> _Your objective_
Take the line that contains "Parse this screenshot: output" and every line below it to the end of the entries, and give them again exactly, leaving out any pictures.

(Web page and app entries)
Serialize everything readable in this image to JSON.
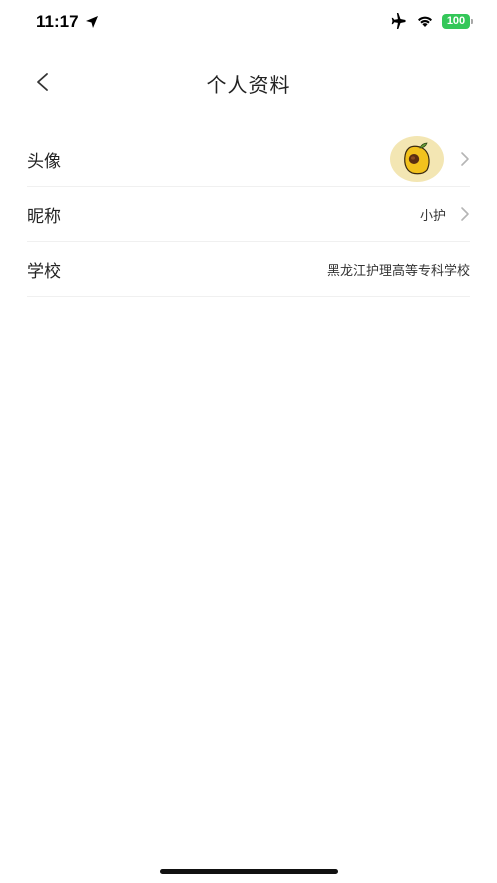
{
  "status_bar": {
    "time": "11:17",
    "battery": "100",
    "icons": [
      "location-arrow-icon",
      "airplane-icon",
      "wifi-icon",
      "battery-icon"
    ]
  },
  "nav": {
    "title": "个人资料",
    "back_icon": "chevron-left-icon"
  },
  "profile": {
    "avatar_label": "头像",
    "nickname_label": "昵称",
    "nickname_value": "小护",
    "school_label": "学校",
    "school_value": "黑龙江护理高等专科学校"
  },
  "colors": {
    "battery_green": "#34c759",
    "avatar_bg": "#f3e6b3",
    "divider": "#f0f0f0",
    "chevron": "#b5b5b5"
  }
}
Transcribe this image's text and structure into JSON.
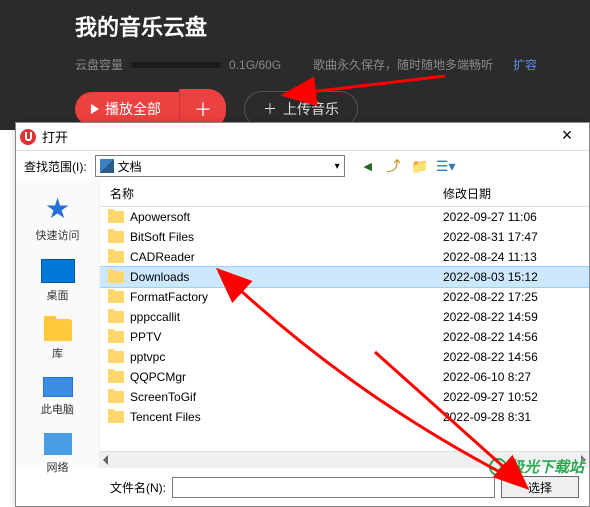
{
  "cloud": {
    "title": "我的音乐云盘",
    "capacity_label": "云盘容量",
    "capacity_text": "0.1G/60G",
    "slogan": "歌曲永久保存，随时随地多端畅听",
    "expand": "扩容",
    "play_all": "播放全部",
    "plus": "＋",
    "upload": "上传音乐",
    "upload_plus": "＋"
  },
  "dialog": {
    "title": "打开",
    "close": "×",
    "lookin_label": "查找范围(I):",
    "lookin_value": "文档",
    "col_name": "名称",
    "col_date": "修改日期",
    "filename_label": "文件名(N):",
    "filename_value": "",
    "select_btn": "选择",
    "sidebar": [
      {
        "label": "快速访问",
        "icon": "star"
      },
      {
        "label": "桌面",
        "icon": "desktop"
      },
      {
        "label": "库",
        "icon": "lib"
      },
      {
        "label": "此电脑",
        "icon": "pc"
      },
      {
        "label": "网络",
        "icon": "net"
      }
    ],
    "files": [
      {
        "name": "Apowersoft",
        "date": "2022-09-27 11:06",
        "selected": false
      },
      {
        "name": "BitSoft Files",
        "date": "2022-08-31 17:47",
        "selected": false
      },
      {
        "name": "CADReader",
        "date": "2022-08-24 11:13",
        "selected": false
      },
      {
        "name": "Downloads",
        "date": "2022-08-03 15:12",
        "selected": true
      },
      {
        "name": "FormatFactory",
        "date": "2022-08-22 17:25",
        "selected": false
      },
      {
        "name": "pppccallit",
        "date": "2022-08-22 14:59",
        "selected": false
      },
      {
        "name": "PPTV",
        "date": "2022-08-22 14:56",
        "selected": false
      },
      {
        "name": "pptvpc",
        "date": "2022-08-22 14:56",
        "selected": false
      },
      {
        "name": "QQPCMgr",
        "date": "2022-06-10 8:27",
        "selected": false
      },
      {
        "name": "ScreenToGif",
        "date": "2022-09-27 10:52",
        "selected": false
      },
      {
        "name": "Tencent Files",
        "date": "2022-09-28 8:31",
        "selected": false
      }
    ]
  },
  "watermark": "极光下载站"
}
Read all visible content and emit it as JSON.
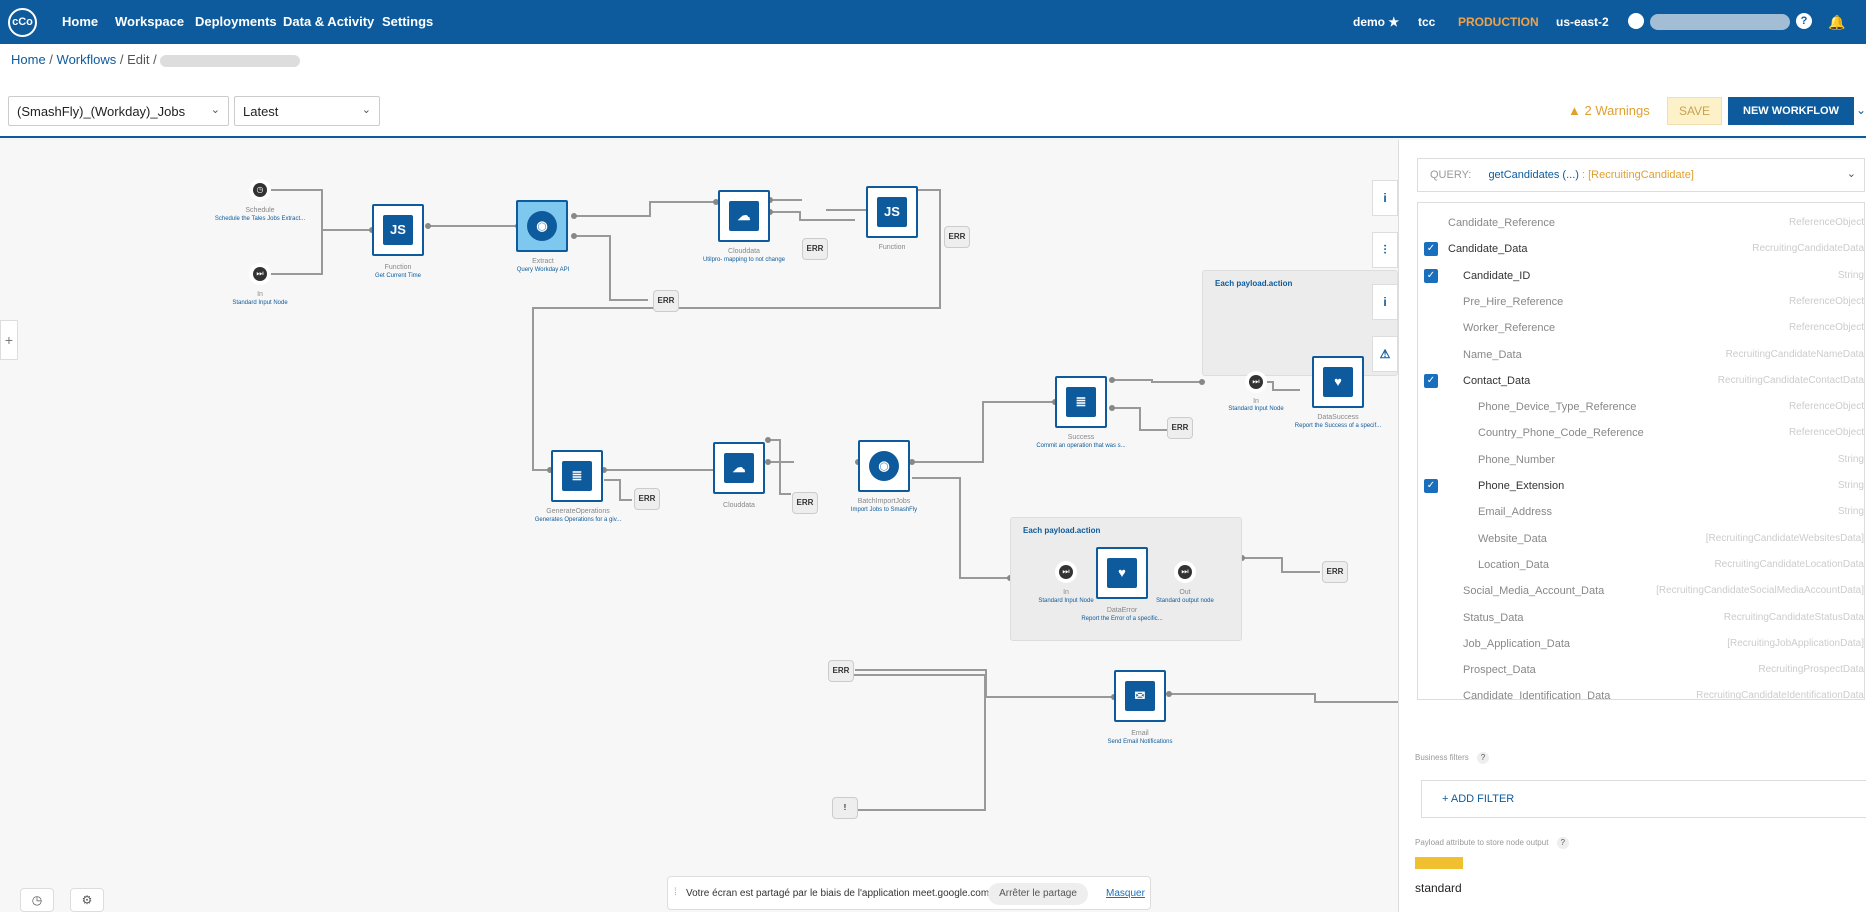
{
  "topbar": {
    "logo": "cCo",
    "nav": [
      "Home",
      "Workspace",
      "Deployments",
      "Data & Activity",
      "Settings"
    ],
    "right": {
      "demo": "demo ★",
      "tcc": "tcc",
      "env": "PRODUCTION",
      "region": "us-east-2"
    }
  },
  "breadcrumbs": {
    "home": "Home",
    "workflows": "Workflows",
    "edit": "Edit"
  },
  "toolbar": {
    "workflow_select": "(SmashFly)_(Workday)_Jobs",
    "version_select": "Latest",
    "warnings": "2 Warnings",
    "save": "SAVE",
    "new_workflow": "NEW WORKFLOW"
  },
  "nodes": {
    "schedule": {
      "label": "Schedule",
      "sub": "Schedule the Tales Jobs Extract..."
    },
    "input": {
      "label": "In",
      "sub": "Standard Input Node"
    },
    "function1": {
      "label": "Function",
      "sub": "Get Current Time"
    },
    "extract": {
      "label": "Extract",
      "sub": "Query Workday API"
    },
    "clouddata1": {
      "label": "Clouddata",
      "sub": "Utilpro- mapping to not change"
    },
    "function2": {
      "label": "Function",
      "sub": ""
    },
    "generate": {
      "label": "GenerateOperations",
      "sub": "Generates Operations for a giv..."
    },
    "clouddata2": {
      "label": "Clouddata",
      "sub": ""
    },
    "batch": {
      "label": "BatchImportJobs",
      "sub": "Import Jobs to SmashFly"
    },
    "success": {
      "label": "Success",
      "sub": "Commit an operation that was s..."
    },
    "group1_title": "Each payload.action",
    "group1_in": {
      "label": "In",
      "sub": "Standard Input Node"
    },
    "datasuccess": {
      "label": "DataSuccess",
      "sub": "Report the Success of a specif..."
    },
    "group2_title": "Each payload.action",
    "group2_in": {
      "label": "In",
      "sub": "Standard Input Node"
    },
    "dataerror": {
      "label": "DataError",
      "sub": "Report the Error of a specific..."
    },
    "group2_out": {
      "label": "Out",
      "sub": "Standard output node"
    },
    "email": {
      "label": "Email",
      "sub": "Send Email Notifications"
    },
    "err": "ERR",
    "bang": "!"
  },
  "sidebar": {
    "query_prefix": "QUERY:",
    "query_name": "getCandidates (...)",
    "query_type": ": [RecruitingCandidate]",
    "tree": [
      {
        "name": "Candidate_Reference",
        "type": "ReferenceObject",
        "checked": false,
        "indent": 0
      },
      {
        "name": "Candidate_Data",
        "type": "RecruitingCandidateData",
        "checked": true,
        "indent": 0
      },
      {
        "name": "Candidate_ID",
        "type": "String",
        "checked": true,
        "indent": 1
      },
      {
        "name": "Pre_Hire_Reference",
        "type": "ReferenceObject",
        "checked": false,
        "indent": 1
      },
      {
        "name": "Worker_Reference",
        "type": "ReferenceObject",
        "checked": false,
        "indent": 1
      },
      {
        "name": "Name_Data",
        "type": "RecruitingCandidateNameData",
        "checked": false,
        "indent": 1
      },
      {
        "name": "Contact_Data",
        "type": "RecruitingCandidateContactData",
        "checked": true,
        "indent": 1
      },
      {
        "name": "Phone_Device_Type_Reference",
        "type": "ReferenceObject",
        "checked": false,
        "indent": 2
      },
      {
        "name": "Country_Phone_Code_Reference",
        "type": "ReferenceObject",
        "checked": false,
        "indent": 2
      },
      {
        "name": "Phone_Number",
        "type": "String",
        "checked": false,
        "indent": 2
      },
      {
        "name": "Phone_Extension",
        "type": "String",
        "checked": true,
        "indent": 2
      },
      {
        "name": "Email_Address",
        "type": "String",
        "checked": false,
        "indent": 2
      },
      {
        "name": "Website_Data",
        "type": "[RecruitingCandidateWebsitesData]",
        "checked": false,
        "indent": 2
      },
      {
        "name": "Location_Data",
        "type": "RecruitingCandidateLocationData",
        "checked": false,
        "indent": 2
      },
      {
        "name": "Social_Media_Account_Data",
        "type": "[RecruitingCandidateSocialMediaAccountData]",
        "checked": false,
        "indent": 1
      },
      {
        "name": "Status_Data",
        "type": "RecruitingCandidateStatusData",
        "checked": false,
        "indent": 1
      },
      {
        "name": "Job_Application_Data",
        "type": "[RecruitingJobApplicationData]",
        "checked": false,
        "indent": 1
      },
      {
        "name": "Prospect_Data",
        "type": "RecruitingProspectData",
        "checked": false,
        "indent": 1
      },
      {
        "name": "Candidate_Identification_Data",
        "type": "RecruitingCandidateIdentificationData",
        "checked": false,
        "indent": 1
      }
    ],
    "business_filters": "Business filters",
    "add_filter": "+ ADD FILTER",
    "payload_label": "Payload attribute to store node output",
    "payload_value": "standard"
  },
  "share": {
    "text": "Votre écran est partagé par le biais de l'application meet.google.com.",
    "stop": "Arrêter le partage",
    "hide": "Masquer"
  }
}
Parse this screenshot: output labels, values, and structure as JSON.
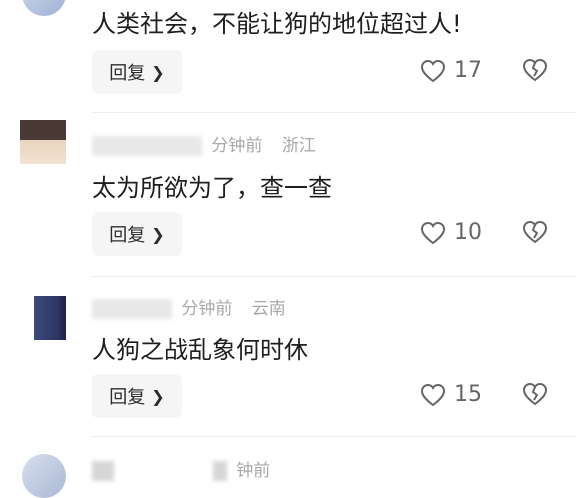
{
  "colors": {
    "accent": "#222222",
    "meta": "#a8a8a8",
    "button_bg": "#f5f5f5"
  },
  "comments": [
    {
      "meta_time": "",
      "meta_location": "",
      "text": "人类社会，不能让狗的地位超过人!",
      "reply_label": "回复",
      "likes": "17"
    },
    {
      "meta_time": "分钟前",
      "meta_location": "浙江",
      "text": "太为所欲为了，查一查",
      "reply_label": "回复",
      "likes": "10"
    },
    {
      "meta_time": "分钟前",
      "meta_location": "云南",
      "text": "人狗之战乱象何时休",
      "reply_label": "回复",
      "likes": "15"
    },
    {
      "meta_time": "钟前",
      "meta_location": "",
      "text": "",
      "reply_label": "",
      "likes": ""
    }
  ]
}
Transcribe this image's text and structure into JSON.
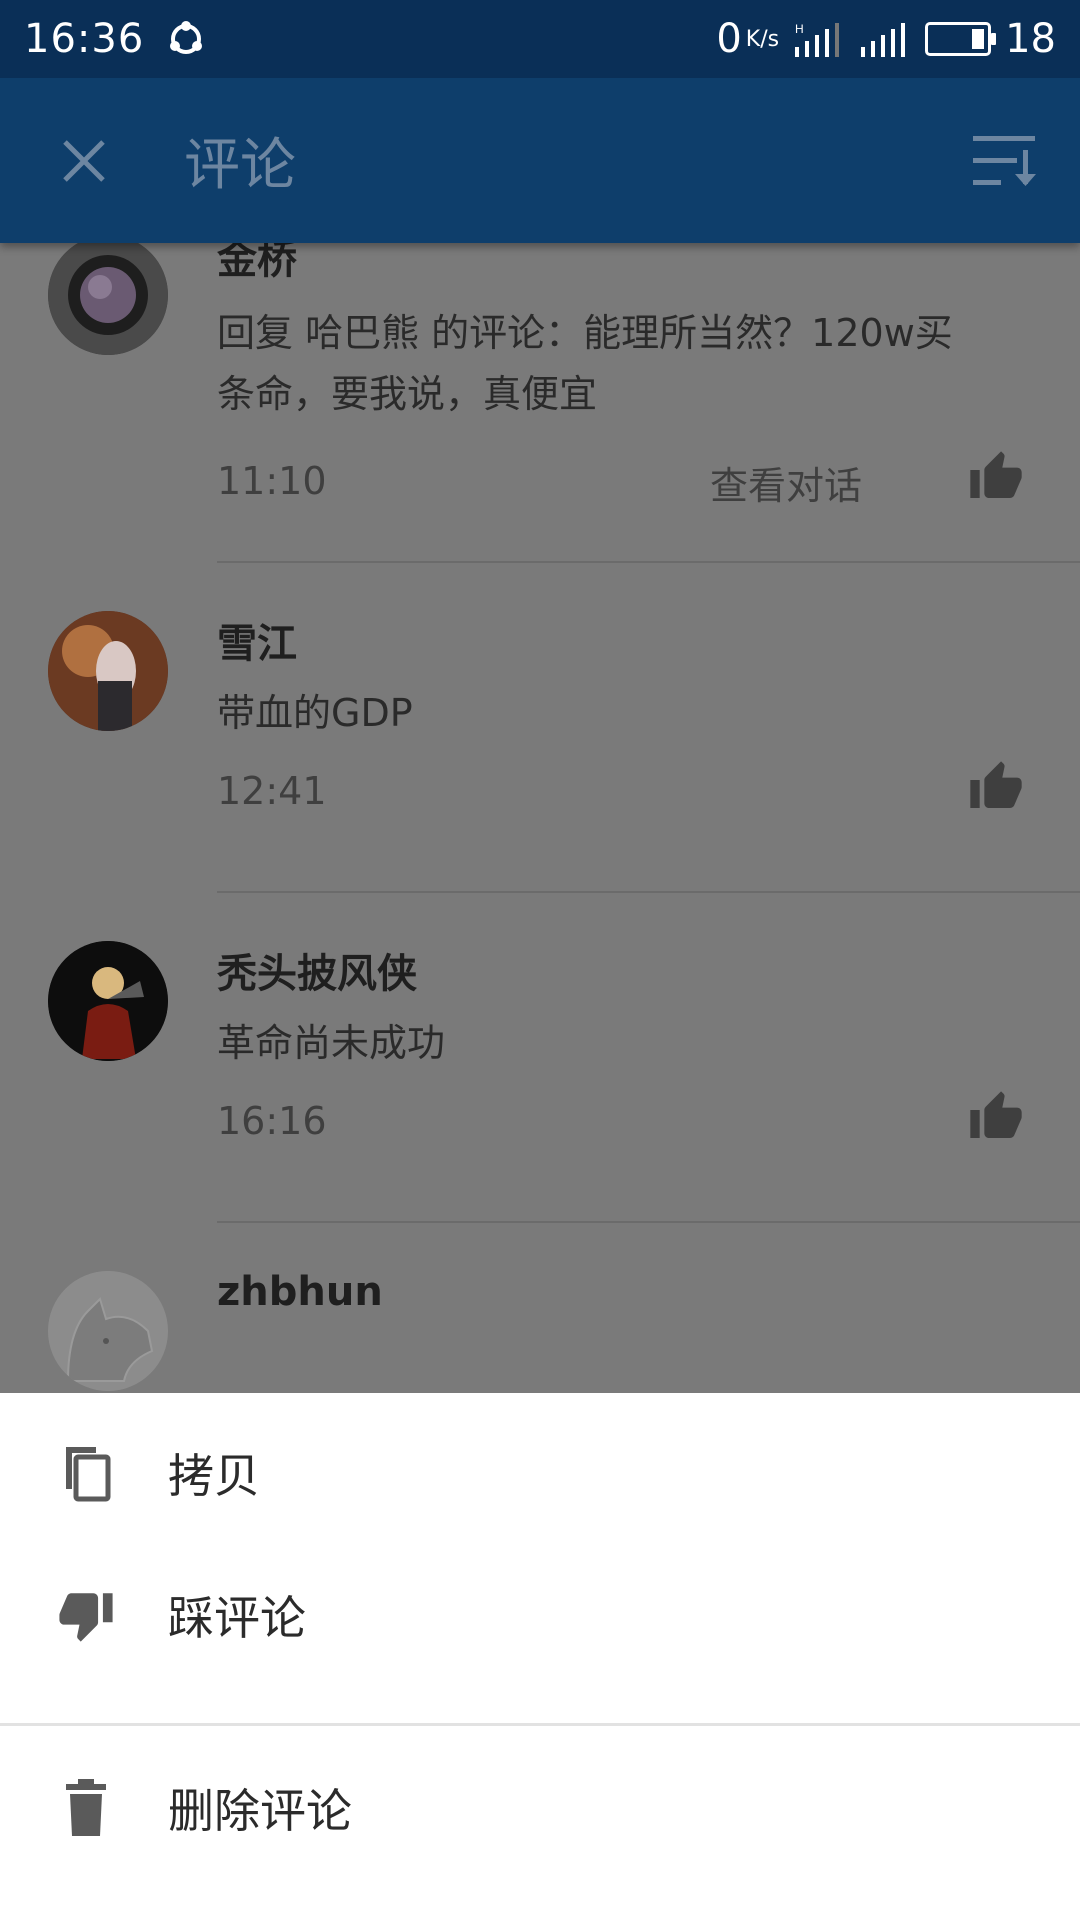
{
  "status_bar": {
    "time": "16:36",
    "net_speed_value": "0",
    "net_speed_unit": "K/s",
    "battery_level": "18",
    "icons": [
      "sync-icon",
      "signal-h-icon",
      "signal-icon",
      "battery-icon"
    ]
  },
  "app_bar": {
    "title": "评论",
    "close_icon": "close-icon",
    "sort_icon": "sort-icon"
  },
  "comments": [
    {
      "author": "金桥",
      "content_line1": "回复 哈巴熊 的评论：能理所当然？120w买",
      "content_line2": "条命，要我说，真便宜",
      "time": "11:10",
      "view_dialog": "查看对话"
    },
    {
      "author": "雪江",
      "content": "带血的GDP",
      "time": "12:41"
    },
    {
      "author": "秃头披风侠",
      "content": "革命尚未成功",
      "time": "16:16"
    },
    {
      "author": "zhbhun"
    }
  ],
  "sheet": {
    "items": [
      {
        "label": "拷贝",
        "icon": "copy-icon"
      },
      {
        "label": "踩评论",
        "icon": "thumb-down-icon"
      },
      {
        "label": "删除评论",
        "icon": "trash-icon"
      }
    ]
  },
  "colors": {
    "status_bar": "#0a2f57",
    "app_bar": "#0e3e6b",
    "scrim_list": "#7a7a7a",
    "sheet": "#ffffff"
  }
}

> _Worked solution_
Parse this screenshot: output labels, values, and structure as JSON.
{
  "colors": {
    "accent": "#222222",
    "meta": "#a8a8a8",
    "button_bg": "#f5f5f5"
  },
  "comments": [
    {
      "meta_time": "",
      "meta_location": "",
      "text": "人类社会，不能让狗的地位超过人!",
      "reply_label": "回复",
      "likes": "17"
    },
    {
      "meta_time": "分钟前",
      "meta_location": "浙江",
      "text": "太为所欲为了，查一查",
      "reply_label": "回复",
      "likes": "10"
    },
    {
      "meta_time": "分钟前",
      "meta_location": "云南",
      "text": "人狗之战乱象何时休",
      "reply_label": "回复",
      "likes": "15"
    },
    {
      "meta_time": "钟前",
      "meta_location": "",
      "text": "",
      "reply_label": "",
      "likes": ""
    }
  ]
}
Transcribe this image's text and structure into JSON.
{
  "status_bar": {
    "time": "16:36",
    "net_speed_value": "0",
    "net_speed_unit": "K/s",
    "battery_level": "18",
    "icons": [
      "sync-icon",
      "signal-h-icon",
      "signal-icon",
      "battery-icon"
    ]
  },
  "app_bar": {
    "title": "评论",
    "close_icon": "close-icon",
    "sort_icon": "sort-icon"
  },
  "comments": [
    {
      "author": "金桥",
      "content_line1": "回复 哈巴熊 的评论：能理所当然？120w买",
      "content_line2": "条命，要我说，真便宜",
      "time": "11:10",
      "view_dialog": "查看对话"
    },
    {
      "author": "雪江",
      "content": "带血的GDP",
      "time": "12:41"
    },
    {
      "author": "秃头披风侠",
      "content": "革命尚未成功",
      "time": "16:16"
    },
    {
      "author": "zhbhun"
    }
  ],
  "sheet": {
    "items": [
      {
        "label": "拷贝",
        "icon": "copy-icon"
      },
      {
        "label": "踩评论",
        "icon": "thumb-down-icon"
      },
      {
        "label": "删除评论",
        "icon": "trash-icon"
      }
    ]
  },
  "colors": {
    "status_bar": "#0a2f57",
    "app_bar": "#0e3e6b",
    "scrim_list": "#7a7a7a",
    "sheet": "#ffffff"
  }
}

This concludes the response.